Iseabail Mactaggart could have pretty much chosen to work anywhere. She chose the Islay whisky industry. Here's why…
By Iseabail Mactaggart
Although she would hate anyone to say it, Iseabail Mactaggart was the sort of person they were thinking of when they coined the phrase ‘high flyer.’By the time she had reached her 20s she had a degree in two languages under her belt, was a native speaker of two more, had worked in Shanghai and London, had been employed by the BBC in England and Scotland and had risen to assistant editor on BBC Radio Five’s prestigious Breakfast Show. She was one of the company’s youngest producers and set for a glittering broadcasting career.So what did she do? She headed home to Scotland, back to Islay, and sought work in the whisky industry.And it’s to the sector’s great credit that she is now communications officer for Morrison Bowmore – and happy as can be.Iseabail is from Islay and is a native English and Gaelic speaker. Indeed she speaks English with a West Coast lilt that makes it sound like it’s a foreign language.When it came to going to University, then, it made sense for her to study English and Gaelic.“And I was going to,” she says “but then I decided to go the opposite way and to study Japanese instead. I’d like to say it was part of a structured career plan for the future but it was not. It was just me being contrary.”As easy as that. Japanese and Chinese.And she wasn’t finished yet.
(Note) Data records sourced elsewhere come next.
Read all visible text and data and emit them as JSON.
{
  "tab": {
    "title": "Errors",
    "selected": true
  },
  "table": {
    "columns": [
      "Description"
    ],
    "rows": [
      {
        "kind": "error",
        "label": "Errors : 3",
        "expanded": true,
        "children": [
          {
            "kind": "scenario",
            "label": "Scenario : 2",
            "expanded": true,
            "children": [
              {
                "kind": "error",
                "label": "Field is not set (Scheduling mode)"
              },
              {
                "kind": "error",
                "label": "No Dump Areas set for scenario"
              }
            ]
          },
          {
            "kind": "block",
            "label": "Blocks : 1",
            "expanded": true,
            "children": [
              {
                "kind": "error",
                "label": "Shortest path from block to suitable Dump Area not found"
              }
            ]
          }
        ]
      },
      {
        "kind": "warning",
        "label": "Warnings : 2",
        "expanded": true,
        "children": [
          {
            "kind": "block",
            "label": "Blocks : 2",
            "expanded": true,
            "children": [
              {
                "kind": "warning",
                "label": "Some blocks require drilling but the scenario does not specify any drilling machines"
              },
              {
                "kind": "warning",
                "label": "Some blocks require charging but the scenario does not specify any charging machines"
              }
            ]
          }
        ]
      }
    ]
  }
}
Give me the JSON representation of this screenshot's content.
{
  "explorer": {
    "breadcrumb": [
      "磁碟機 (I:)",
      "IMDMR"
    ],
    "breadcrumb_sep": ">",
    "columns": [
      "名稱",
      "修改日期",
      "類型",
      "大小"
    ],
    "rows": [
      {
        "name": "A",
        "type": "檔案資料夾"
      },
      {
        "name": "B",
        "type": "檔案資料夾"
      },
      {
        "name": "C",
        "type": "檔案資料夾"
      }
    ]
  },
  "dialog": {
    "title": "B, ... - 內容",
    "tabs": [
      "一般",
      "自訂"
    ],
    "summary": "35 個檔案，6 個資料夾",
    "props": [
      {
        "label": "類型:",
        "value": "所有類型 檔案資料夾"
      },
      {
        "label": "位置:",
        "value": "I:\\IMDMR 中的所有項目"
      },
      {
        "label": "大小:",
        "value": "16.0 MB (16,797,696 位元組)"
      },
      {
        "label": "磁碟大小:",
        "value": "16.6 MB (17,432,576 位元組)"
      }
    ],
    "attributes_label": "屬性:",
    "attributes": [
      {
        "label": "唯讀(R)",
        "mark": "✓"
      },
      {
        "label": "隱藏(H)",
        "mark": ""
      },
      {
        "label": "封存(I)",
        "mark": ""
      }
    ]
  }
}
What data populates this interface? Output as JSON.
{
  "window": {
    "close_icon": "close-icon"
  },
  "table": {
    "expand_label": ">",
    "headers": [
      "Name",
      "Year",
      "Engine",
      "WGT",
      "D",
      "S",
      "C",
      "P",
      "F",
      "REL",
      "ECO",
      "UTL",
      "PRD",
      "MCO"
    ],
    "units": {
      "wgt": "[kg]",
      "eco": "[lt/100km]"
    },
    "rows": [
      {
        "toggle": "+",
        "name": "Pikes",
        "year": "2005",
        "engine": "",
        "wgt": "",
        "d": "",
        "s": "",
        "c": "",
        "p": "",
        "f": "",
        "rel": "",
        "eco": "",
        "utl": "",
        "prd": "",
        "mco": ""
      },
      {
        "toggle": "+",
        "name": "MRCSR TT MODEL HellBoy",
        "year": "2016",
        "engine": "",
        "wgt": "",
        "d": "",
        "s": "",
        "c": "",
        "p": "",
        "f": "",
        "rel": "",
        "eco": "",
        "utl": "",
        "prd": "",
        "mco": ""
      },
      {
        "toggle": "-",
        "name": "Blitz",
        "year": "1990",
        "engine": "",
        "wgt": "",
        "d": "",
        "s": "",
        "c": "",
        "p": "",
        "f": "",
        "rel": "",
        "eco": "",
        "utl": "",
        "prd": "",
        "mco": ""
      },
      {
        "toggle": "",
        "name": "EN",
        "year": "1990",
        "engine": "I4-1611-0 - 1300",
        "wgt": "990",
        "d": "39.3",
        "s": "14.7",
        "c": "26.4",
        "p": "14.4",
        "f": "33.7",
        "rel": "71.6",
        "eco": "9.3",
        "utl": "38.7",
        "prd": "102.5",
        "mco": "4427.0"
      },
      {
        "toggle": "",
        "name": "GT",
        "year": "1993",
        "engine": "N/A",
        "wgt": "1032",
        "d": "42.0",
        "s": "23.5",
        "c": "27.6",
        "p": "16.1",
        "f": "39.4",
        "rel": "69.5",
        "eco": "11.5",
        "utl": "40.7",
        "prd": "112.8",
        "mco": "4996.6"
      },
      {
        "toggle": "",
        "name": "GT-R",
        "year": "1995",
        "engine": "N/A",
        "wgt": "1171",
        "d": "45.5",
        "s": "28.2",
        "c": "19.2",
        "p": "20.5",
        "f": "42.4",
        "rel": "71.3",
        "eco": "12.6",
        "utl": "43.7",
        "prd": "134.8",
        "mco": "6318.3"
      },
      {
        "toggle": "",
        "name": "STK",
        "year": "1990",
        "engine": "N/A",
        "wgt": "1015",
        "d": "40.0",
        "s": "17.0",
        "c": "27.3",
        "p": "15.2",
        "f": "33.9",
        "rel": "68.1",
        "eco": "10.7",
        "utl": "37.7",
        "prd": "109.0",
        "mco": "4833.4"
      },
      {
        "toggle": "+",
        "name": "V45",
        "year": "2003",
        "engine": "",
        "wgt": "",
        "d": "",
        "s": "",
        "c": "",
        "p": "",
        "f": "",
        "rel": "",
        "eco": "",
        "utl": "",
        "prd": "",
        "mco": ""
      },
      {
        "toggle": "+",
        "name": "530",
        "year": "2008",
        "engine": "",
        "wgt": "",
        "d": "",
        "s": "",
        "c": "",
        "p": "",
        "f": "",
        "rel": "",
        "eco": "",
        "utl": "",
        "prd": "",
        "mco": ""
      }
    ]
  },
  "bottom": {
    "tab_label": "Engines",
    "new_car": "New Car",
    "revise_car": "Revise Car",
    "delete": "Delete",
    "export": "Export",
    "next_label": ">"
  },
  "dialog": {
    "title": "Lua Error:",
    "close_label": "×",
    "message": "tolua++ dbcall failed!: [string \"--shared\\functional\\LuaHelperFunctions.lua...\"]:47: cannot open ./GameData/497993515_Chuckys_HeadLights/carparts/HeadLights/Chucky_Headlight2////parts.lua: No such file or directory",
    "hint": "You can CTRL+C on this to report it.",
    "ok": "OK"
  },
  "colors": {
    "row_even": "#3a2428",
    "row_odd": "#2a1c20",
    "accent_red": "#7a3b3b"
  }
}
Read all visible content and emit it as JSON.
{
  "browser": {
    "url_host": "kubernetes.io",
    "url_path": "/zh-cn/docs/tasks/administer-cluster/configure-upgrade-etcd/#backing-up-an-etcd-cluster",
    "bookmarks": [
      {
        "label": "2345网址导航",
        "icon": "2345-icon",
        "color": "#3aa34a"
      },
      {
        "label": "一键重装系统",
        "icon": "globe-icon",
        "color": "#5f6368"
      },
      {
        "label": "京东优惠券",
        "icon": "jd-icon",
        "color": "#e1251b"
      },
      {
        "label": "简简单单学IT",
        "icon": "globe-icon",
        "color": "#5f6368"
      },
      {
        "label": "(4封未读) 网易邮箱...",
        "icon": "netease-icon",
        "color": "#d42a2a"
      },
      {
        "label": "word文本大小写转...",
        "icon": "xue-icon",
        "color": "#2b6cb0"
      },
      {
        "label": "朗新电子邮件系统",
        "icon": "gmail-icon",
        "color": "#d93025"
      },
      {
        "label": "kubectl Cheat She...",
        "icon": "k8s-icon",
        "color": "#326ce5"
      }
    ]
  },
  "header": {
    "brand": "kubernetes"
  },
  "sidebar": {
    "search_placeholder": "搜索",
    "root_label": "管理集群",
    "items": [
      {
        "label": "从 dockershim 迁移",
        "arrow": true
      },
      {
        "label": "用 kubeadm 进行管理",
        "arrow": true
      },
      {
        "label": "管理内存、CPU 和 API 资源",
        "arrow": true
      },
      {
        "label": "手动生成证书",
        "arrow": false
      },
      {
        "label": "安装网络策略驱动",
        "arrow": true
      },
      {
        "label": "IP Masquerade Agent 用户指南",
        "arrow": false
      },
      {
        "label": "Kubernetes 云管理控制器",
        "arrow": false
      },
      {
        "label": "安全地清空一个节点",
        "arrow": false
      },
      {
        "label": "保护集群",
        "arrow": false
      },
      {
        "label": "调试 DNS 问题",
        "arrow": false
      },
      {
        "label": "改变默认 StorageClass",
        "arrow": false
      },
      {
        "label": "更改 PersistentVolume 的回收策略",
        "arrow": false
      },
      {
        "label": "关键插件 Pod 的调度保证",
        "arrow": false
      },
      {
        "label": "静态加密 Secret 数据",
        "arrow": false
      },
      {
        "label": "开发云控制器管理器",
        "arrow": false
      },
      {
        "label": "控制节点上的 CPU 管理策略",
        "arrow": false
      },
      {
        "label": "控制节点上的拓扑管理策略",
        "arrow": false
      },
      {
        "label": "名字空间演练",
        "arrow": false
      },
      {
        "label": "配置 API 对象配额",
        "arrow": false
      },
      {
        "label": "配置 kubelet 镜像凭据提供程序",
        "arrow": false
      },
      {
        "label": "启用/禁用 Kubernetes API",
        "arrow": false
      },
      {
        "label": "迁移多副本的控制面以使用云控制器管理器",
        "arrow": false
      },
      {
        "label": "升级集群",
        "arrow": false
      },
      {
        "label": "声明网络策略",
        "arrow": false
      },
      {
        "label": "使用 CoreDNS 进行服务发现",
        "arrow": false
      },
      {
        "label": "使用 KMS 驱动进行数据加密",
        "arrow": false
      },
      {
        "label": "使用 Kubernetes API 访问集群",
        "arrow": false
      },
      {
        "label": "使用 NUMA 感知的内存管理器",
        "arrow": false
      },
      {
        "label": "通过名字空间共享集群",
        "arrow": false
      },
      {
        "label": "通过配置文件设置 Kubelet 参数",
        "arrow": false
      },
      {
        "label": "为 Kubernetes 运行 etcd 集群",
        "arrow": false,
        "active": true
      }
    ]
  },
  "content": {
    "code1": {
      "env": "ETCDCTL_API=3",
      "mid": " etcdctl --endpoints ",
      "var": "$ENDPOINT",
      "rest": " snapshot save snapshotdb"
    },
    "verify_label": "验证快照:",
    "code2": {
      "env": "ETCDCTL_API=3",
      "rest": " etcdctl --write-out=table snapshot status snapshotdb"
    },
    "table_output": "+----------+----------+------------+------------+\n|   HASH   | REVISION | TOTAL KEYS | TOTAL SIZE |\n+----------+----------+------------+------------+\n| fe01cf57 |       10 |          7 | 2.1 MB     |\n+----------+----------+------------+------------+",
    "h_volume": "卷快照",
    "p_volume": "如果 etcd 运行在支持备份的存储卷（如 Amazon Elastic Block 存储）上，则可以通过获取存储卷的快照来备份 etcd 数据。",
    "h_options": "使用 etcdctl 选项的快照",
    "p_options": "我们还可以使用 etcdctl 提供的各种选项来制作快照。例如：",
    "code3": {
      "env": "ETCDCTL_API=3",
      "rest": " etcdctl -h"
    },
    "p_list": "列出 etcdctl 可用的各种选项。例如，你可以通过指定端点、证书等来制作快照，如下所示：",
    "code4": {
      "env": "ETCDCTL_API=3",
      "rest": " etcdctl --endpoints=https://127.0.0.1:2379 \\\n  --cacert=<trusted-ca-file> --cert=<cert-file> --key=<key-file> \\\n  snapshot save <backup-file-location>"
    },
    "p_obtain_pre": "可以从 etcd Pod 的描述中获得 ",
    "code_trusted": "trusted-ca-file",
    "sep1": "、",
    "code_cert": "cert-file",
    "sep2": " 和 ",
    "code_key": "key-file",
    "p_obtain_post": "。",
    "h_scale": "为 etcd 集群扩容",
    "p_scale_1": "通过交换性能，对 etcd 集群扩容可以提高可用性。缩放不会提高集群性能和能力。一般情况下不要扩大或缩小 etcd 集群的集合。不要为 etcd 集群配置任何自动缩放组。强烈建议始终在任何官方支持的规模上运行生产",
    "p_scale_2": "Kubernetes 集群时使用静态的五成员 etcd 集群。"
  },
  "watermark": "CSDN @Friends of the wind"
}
With the degree under her belt she decided to pursue a career that allowed her to use her Chinese and she settled on law, studying her Articles and spending time in the 80s in the Chinese offices of a company in the window between the introduction of free market reforms and the crackdown.Pretty much forced back to Britain she joined the BBC in Inverness before moving on to the news and sports channel, Radio Five. Her glittering career lay before her. “I was enjoying it and I knew I could carry on and do well at the BBC,” she says.“But I think I wanted to do something more, perhaps to give something back, and that was something challenging. So I left.” Whisky for Iseabail was a natural choice.It was an international symbol of Scotland in general and of Islay in particular, and so she sought work in that sector. And it was Morrison Bowmore who benefited.Reflecting on the move now, it makes perfect sense. And you suspect that if anyone did raise their eyebrows at what might have appeared a backwards move she feels vindicated by the rise and rise of the fortunes of Islay whisky. To her it’s perfectly natural for a dynamic and professional woman to make such a move.“I don’t really share that view that it is a very male industry, any more than I thought the BBC was a very male place,” she says. “It is true that there are a lot of men involved with it, but there’s more to it than that.“And it’s probably different for me coming from Islay because everybody there has a link with the whisky. It is part of the whole community and affects every life. I feel I am coming back to be part of something I can be very proud of. I am very proud to be an Ileach and to be involved with its best-known product.”And there can be no doubt that she’s right. Across the water from Islay is Campbeltown, a region for whom the new malt whisky boom came too late. There, where once there was a thriving centre of commerce, nearly all the whisky and fishing have gone.On Islay the whole community is benefiting from the renewed interest. And distilleries such as Bowmore are encouraging it, offering local seafood and oysters drizzled in their product, or, as in the case of Bruichladdich, supplying local farmer Mark French whisky to marinade his smoked beef and venison products in before sale.For Iseabail there is the best of both worlds; the intimacy of communal living on Islay, where she can speak her favoured Gaelic and sing at local ceilidhs; and her role in the ever growing international success story that is Morrison Bowmore.She’s at ease in both arenas, and doesn’t find it strange at all to see her company’s whisky in the strangest parts of the world. In this sense she is still flying high and she still has the world at her feet.But she has kept her grip on reality in the process.With visitors from Japan now commonplace, and all the indicators suggesting that Chinese whisky enthusiasts aren’t far behind, Iseabail’s situation has been turned on its head. Rather than going after the world, the world seems to have come to her.“It’s a nice place to be in all senses,” she says. “In recent years the interest in this part of the world has grown a lot, and I think it will continue to do so.“Morrison Bowmore is a lovely company to work for and they are great people,” she says. “I feel very honoured to be part of that and to be representing a distillery on my home island. It’s a special place to be.”